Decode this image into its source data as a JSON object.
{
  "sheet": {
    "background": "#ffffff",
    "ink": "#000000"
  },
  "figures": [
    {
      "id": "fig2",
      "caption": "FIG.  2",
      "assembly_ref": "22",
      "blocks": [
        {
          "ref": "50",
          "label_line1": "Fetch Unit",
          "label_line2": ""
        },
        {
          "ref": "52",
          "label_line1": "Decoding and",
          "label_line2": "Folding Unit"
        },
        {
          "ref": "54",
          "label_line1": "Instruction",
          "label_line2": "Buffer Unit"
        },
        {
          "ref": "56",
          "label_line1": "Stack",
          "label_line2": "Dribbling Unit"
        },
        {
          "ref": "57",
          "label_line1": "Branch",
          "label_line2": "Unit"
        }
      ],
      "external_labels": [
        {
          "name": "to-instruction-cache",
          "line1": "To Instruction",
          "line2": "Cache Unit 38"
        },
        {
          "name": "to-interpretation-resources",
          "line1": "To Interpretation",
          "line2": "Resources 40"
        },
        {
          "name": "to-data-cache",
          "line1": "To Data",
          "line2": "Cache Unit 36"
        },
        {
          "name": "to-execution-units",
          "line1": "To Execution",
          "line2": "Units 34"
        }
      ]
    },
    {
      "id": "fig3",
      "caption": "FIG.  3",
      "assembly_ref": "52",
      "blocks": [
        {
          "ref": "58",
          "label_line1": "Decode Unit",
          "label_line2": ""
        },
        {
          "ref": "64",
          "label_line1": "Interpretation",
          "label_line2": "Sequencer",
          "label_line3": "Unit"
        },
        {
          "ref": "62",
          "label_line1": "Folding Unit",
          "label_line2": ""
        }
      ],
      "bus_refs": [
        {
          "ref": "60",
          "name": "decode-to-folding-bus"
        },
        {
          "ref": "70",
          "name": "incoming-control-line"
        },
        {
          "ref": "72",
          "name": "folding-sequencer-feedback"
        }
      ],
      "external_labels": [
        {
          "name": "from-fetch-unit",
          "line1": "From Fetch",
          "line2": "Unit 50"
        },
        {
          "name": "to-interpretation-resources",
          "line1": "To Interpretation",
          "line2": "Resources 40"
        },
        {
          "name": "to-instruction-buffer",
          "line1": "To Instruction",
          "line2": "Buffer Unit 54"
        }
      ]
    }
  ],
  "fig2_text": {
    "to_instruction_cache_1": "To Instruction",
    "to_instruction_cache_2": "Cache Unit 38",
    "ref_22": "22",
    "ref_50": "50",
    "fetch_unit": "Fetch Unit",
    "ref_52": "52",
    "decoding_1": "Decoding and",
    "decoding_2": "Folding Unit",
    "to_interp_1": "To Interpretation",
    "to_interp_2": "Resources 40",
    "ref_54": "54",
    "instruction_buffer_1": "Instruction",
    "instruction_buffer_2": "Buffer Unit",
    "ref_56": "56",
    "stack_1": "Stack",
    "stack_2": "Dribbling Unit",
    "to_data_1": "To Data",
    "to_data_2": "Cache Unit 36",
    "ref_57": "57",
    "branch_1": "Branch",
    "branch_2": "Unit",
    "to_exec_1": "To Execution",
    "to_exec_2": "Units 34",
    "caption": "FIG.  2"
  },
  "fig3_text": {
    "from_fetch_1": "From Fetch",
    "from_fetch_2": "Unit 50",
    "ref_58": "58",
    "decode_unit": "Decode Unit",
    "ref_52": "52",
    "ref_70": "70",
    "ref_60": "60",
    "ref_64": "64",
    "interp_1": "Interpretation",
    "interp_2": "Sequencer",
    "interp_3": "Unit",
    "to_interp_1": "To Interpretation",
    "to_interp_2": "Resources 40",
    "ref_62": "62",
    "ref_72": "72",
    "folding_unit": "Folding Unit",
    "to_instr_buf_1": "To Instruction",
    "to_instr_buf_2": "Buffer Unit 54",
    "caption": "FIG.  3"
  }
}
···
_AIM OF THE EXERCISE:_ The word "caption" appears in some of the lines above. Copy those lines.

_YOUR RESPONSE:_
      "caption": "FIG.  2",
      "caption": "FIG.  3",
    "caption": "FIG.  2"
    "caption": "FIG.  3"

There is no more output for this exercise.